Connors was one of the most nimble players, and that’s always been an area of concern for Sharapova. But under Hogstedt she made great strides (as attested by her win at Roland Garros), and it’s hard to see much room for improvement—the work’s already been done. Besides, I don’t see Connors as the kind of coach who’ll be found poring over research papers on how to improve footwork, or hobnobbing with the quasi-scientific fitness community.
Well, there’s that whole fighting spirit thing that Connors was famous for. . . But there again: Do you know anyone who thinks that Sharapova’s problem is that she’s too timid, too soft and friendly, or lacking in self-belief? What’s Connors going to do, encourage Sharapova to scream even louder, or clench her fist more frequently?
There is one thing, though, and it probably would be worth a king’s ransom if Sharapova could pull it off: It’s what Connors might do to help her beat one player. And I think you all know of whom I speak.
Perhaps Sharapova hired Connors thinking that both the shake-up it represented and the nature of her new coach might somehow give her that extra bit of confidence she needs to take down Serena, whose 14-2 advantage in their non-rivalry tends to take some of the shine off Sharapova’s accomplishments.
Sharapova may be hoping that Connors’ simmering hostility and high degree of self-regard will rub off on her, or that the sight of his face in the player box will instill her with that extra bit of determination or self-belief she needs to break the Williams hex. Or maybe she’s just hoping that the liaison will give Serena the jitters, or plant seeds of doubt. That would be worth the price she’s paying for Connors.
The funny thing is, if that comes to pass, it may be for reasons having a lot more to do with Williams’ age than anything Connors says, does, or represents. Serena will be quickly closing on 32 during the U.S. Open (Sharapova is just 26), and even she at some point must slow down. The one sure thing in this world is that Sharapova is quietly waiting, with a six-year advantage in age, to extract some payback from Williams.

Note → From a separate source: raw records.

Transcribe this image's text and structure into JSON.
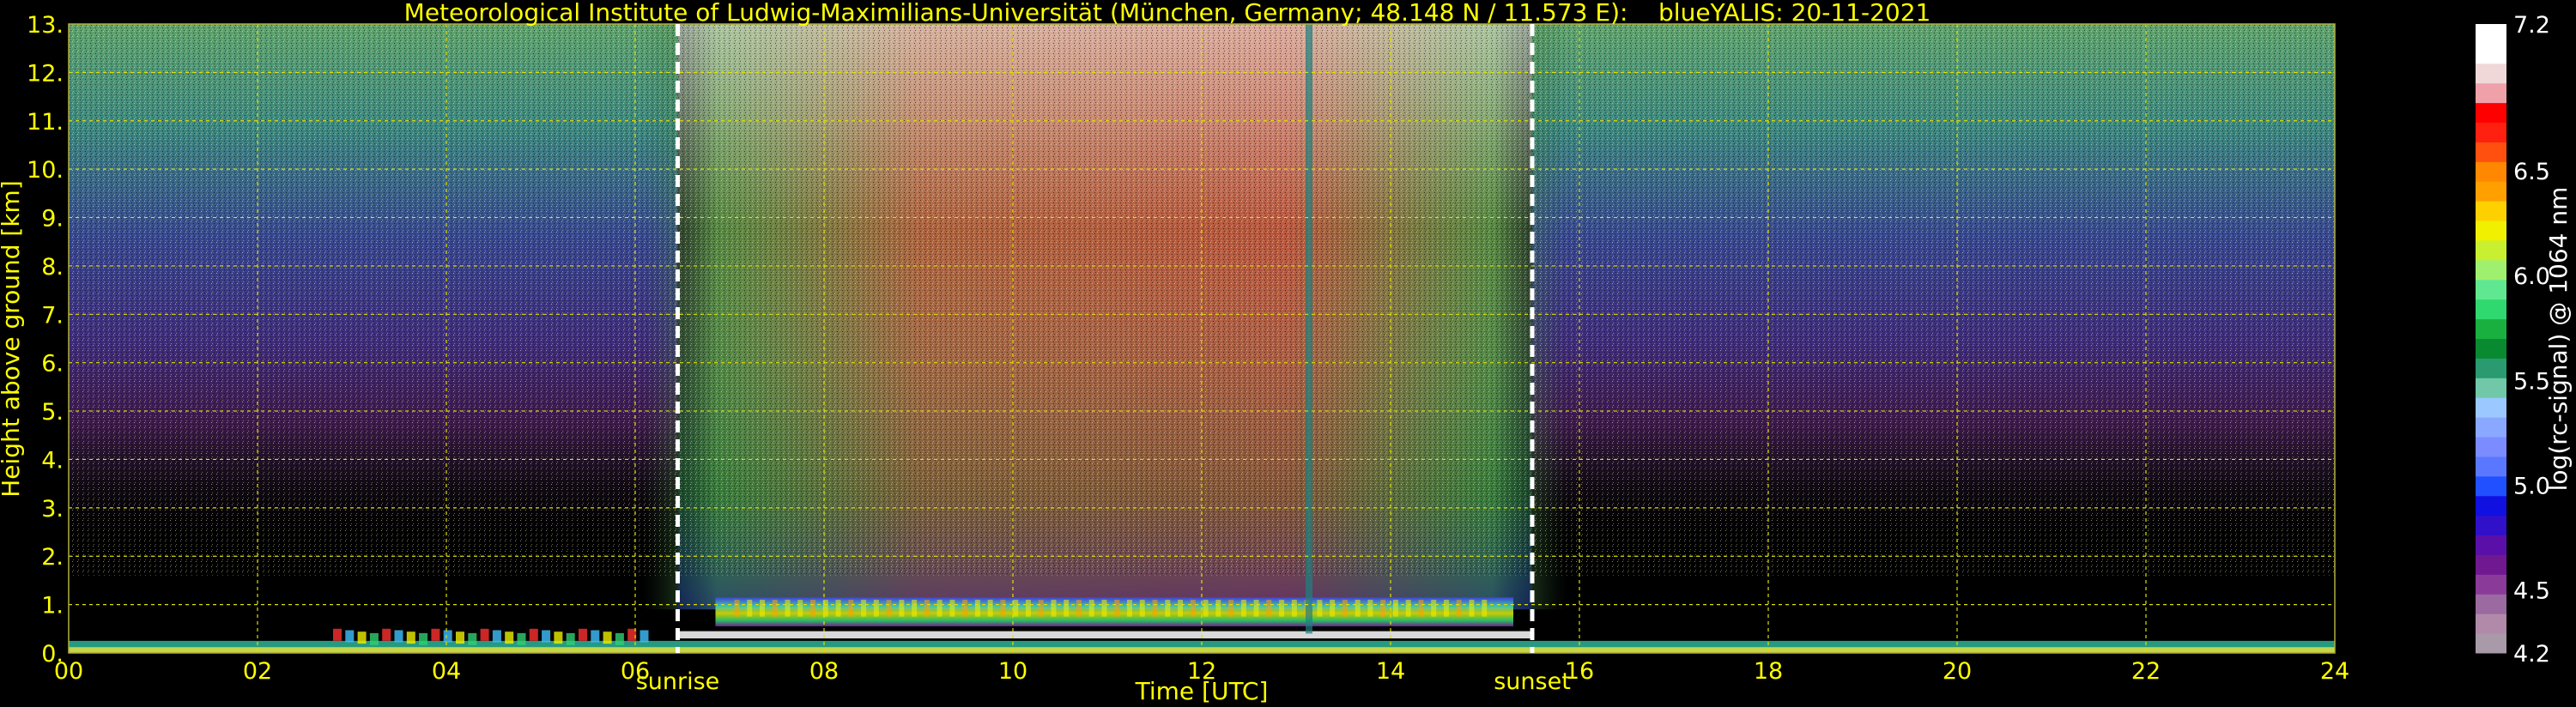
{
  "chart_data": {
    "type": "heatmap",
    "title": "Meteorological Institute of Ludwig-Maximilians-Universität (München, Germany; 48.148 N / 11.573 E):    blueYALIS: 20-11-2021",
    "xlabel": "Time [UTC]",
    "ylabel": "Height above ground [km]",
    "xlim": [
      0,
      24
    ],
    "ylim": [
      0,
      13
    ],
    "x_ticks": [
      "00",
      "02",
      "04",
      "06",
      "08",
      "10",
      "12",
      "14",
      "16",
      "18",
      "20",
      "22",
      "24"
    ],
    "y_ticks": [
      "0.",
      "1.",
      "2.",
      "3.",
      "4.",
      "5.",
      "6.",
      "7.",
      "8.",
      "9.",
      "10.",
      "11.",
      "12.",
      "13."
    ],
    "grid": true,
    "annotations": [
      {
        "label": "sunrise",
        "x": 6.45
      },
      {
        "label": "sunset",
        "x": 15.5
      }
    ],
    "colorbar": {
      "label": "log(rc-signal) @ 1064 nm",
      "range": [
        4.2,
        7.2
      ],
      "ticks": [
        "7.2",
        "6.5",
        "6.0",
        "5.5",
        "5.0",
        "4.5",
        "4.2"
      ],
      "tick_values": [
        7.2,
        6.5,
        6.0,
        5.5,
        5.0,
        4.5,
        4.2
      ],
      "colors": [
        "#a89aa8",
        "#b08aa8",
        "#9a6aa0",
        "#8a3a98",
        "#701890",
        "#5a10a8",
        "#3010c8",
        "#1010e0",
        "#2050ff",
        "#5a78ff",
        "#7a8cff",
        "#8aa8ff",
        "#9ac8ff",
        "#70c8a8",
        "#2a9a70",
        "#0a8a30",
        "#1ab040",
        "#30d870",
        "#60e890",
        "#a0f070",
        "#c8f030",
        "#f0f000",
        "#ffd000",
        "#ffa000",
        "#ff8800",
        "#ff5010",
        "#ff2010",
        "#ff0000",
        "#f0a0a8",
        "#f0d8d8",
        "#ffffff",
        "#ffffff"
      ]
    }
  }
}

It will make Sharapova look much better in the history books.
In the end, this seems a dream gig for Connors, a match made in heaven, or perhaps in that other place.